From Ohio History Central
Gilbert Van Zandt was one of the youngest Ohioans to serve in the Union Army during the American Civil War.
Van Zandt was born on December 20, 1851. He spent his youth in Port William, Ohio. In July 1861, at the age of ten years, seven months, and sixteen days, Van Zandt enlisted in Company D, 79th Ohio Volunteer Infantry with his father and uncles. Before enlisting, Van Zandt had volunteered as a drummer for the local recruiting office. He hoped to encourage men to enlist in the Union Army at the beginning of the American Civil War. He wore a uniform designed by his mother.
Van Zandt remained with the 79th Ohio Volunteer Infantry for the rest of the war, and served as a drummer boy and a courier. He participated in General William T. Sherman's March to the Sea in the autumn of 1864 and was mustered out of service with his unit in 1865.

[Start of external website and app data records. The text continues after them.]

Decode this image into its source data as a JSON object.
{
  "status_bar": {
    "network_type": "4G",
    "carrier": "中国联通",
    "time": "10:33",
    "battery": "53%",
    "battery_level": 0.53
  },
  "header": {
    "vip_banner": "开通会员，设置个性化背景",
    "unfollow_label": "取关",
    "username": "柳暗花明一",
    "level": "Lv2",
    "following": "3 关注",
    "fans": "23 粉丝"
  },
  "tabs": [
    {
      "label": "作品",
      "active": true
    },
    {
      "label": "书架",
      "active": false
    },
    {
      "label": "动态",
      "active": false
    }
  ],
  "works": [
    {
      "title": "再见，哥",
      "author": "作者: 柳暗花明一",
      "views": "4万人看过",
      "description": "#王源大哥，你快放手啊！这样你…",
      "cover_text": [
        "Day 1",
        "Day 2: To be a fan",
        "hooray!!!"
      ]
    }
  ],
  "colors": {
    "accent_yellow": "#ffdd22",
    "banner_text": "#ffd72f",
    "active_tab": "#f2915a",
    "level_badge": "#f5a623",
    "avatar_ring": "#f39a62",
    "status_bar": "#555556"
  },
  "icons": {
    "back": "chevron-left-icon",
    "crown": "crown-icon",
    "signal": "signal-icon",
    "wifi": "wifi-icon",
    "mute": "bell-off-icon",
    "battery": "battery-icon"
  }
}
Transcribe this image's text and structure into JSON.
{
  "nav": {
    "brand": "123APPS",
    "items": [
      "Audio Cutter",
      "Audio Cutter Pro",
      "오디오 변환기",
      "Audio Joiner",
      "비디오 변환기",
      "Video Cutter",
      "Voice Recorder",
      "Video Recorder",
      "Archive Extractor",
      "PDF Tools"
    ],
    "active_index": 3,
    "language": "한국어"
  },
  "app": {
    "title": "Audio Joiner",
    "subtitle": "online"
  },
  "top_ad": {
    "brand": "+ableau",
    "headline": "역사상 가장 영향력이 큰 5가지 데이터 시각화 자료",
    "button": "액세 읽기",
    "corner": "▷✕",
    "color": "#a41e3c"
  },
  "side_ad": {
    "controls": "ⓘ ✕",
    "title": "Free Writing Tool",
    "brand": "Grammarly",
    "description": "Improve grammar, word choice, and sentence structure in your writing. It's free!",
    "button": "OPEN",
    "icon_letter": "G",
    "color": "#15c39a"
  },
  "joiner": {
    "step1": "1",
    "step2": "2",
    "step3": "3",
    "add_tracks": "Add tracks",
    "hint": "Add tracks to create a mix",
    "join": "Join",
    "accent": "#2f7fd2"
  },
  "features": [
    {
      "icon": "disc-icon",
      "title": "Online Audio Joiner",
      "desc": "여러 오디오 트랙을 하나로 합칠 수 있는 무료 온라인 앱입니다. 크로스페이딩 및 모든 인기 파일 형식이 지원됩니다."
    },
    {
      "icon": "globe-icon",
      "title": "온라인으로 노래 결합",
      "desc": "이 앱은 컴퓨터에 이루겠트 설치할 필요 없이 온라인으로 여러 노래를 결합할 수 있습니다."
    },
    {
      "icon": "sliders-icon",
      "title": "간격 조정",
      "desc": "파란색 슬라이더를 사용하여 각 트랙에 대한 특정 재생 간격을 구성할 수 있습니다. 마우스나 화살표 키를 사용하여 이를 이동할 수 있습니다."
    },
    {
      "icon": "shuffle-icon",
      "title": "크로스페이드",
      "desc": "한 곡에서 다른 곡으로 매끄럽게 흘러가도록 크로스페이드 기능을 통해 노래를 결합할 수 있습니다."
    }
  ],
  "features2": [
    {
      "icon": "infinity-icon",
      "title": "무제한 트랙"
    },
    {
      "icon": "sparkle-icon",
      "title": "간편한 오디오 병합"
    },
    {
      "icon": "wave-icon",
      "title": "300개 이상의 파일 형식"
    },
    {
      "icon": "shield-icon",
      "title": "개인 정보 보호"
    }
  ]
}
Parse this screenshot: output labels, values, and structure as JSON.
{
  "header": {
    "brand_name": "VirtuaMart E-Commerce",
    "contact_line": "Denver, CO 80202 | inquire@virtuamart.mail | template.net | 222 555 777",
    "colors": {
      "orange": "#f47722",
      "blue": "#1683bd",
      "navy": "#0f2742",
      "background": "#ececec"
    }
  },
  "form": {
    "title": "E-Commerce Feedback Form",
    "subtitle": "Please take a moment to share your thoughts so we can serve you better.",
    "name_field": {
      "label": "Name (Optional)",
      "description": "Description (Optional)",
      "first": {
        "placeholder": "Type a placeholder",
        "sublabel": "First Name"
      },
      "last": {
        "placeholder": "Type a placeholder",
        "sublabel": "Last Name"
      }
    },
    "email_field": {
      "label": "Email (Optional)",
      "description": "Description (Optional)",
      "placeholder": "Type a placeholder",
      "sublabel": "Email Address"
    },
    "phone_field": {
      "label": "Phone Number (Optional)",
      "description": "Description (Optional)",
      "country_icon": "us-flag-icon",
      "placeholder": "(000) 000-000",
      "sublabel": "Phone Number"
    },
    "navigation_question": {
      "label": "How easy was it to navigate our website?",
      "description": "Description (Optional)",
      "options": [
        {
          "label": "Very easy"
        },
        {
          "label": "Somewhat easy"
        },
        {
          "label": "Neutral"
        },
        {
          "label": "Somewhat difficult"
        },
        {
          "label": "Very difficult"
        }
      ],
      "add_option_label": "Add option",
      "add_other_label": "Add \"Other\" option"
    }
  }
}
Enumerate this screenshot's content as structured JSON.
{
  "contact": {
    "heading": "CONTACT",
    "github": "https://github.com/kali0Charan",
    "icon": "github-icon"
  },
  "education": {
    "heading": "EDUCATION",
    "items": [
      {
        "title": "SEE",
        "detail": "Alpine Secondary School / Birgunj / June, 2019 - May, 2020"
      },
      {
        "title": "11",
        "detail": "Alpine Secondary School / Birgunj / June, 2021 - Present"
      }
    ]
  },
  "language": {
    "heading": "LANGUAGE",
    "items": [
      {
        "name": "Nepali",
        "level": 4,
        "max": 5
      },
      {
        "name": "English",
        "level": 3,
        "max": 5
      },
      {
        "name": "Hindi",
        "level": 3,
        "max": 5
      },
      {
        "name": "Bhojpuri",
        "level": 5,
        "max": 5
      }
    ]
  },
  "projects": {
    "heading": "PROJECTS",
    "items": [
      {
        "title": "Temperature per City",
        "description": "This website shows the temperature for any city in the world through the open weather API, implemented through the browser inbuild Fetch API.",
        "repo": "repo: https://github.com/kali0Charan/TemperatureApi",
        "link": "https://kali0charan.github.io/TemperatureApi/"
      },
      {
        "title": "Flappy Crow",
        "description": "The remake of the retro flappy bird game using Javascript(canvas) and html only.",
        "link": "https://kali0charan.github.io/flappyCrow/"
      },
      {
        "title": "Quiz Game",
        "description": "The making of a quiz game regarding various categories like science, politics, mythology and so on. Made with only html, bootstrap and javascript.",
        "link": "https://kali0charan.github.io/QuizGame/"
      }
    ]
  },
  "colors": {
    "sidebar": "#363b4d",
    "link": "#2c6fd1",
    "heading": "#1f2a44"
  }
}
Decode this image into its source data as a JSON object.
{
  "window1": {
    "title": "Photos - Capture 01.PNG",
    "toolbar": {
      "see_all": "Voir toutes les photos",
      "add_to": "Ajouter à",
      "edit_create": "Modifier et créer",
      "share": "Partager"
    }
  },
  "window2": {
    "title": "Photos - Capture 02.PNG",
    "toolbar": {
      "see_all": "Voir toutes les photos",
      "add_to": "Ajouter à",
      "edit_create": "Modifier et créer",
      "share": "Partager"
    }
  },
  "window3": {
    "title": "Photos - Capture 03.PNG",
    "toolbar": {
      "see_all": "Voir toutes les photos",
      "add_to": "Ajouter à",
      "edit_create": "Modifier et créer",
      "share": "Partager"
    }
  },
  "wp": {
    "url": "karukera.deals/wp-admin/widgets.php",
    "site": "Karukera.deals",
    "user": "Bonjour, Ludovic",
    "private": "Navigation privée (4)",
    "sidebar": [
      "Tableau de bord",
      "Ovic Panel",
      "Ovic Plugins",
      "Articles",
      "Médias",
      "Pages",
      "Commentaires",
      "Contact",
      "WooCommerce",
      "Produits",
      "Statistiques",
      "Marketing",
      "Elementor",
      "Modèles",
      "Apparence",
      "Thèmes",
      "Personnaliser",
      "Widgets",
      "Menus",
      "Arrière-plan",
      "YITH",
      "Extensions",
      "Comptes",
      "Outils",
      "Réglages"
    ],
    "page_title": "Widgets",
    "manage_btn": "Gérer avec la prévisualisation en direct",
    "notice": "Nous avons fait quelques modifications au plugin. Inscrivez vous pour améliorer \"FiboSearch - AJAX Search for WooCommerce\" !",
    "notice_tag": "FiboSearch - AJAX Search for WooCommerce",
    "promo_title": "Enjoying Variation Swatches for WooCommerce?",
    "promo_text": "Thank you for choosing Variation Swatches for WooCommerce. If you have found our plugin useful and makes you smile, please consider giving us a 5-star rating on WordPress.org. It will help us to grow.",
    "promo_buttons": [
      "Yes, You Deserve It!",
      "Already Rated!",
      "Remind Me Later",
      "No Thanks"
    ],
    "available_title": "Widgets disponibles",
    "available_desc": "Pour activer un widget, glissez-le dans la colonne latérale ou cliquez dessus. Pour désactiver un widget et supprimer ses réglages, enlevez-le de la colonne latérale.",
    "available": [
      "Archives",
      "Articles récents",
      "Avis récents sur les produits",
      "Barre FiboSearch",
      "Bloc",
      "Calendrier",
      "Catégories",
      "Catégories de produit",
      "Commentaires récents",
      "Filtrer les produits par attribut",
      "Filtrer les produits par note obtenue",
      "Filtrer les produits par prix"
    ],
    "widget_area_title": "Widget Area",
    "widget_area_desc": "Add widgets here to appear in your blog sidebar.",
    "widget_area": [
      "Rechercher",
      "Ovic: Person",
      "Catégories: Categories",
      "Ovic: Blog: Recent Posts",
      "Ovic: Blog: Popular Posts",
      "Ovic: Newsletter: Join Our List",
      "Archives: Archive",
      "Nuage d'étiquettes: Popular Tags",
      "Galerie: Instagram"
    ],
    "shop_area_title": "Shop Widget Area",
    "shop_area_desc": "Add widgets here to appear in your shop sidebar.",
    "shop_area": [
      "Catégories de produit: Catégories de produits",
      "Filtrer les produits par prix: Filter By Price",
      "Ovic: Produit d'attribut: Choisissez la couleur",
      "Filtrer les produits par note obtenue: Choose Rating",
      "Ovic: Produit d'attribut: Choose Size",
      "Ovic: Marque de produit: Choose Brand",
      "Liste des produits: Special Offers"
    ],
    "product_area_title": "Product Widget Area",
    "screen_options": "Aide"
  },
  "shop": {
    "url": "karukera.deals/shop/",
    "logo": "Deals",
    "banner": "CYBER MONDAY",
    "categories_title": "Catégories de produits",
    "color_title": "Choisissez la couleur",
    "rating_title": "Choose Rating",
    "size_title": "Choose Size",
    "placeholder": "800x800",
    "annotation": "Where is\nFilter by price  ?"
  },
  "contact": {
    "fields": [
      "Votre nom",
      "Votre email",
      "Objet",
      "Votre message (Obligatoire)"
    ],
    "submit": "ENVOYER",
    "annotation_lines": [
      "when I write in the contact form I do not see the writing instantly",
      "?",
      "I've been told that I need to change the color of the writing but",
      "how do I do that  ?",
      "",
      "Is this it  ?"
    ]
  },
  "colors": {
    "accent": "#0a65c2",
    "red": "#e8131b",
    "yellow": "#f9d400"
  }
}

At the end of the war, Van Zandt met President Andrew Johnson. Johnson offered the young veteran the choice of attending the United States Military Academy at West Point or of keeping a pony that Van Zandt had used in the war. Van Zandt chose to keep the horse, which he had named Fannie. Johnson arranged for the horse to be sent by train to Van Zandt's home in Port William.
Van Zandt died in Kansas City, Missouri, in 1944 at the age of 92. His age at enlistment made him one of the youngest soldiers to fight in the Civil War. His lengthy life also made Van Zandt one of the last surviving Civil War veterans.